The following day we set about breaking a record - previously, on our first trip to Colonia, we managed 427 jumps in a day on September 9th, which was the day we arrived at Jaques. We have come close twice in this trip - 425 on March 30th, whilst firing out towards The Abyss, and 411 the day after being at Beagle Point, April 4th. So we had to break 428 jumps in a day, which we worked out to be roughly 12000ly distance in order to be sure of it. We spent all day jumping, at times burning our ship with the heat from activating the FSD too early. We used all our Heat Sinks - accidentally firing the last one off just before The Sublustris Beacon. Cooking the ship meant we would have to use the dual AFMU's we brought along with us to repair the damage at the end of the day after finishing our break attempt. Our Power Plant and our Hull were running quite low by this point. Well, low is subjective - 92% Hull and 89% Power Plant, neither of which could be repaired by the AFMU's and as such were our limiting factors for deciding when enough would be enough - but thankfully it never got to that point. During this intense jump day, we didn't scan a thing. We activated the Advanced Discovery Scanner in every system, but we never once opened the System Map, meaning without us individually reviewing every system we jumped to, we wouldn't ever know if we missed something special. In the wake of the gold rush of Earth Likes the days prior, we intentionally missed two out the night before we reached that nebula, simply in order to try and make some better progress - since we'd been hammering at this journey non stop all week with little in the way of breaks. Scanning planets just delayed our return, and we had begun to think that Elite Exploration wouldn't come from this trip - but to be honest we had no idea how close we would get until we docked and sold the data.
The end of our trip took us to this vista. We dropped into the rings of this gas giant without scanning it - although we could tell it had water based life in it thanks to some subtle sound cues. We undertook a lengthy repair stint using our AFMU's, repairing all the modules we could.
The end result? 551 jumps. We absolutely roasted the record, and honestly we think we could beat it again. We got into a good rhythm of jumping quickly, even if it damaged the ship, and boy did it pay off. We brute forced 16000ly in that blast, and brought our time home travel down heavily, probably by a few days at least. It was at the sacrifice of progress toward Elite Exploration, but by this point we were more interested in getting home.
The following day we continued to make significant progress. We covered another 11000ly following a late start which was a result of us sleeping in following the concentration and effort of the day before. We once again adopted the position of not looking at the system map to keep our speed up.
As we neared to home we began suffering ship operating system failures. Numerous times we were dropped out of supercruise by the ships computer, as if it registered me having done so, despite me not touching those controls. Then our AFMU's locked up, and refused to repair anything. By this point we were just dying to get home and hosed, back in the Safety of Imperial territory.

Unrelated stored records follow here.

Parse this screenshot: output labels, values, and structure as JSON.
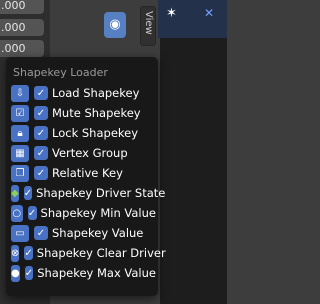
{
  "background": {
    "fields": [
      ".000",
      ".000",
      ".000",
      ".000"
    ],
    "view_tab": "View"
  },
  "popup": {
    "title": "Shapekey Loader",
    "items": [
      {
        "label": "Load Shapekey",
        "checked": true,
        "icon": "import-icon"
      },
      {
        "label": "Mute Shapekey",
        "checked": true,
        "icon": "checkbox-icon"
      },
      {
        "label": "Lock Shapekey",
        "checked": true,
        "icon": "lock-icon"
      },
      {
        "label": "Vertex Group",
        "checked": true,
        "icon": "vertex-group-icon"
      },
      {
        "label": "Relative Key",
        "checked": true,
        "icon": "relative-key-icon"
      },
      {
        "label": "Shapekey Driver State",
        "checked": true,
        "icon": "driver-diamond-icon"
      },
      {
        "label": "Shapekey Min Value",
        "checked": true,
        "icon": "circle-outline-icon"
      },
      {
        "label": "Shapekey Value",
        "checked": true,
        "icon": "value-bar-icon"
      },
      {
        "label": "Shapekey Clear Driver",
        "checked": true,
        "icon": "clear-x-icon"
      },
      {
        "label": "Shapekey Max Value",
        "checked": true,
        "icon": "circle-filled-icon"
      }
    ]
  },
  "colors": {
    "accent": "#4a72c4",
    "popup_bg": "#181818"
  }
}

And finally we did. We sacrificed so much in the way of scanning data, but it sped up our arrival probably by a few weeks at least.
Such a pairing of welcome sights. Capitol, and Dawes Hub.
Commanders Mathew and Katie of Tegalus - April 12th 3303 20:30 Galactic Standard Time (GST)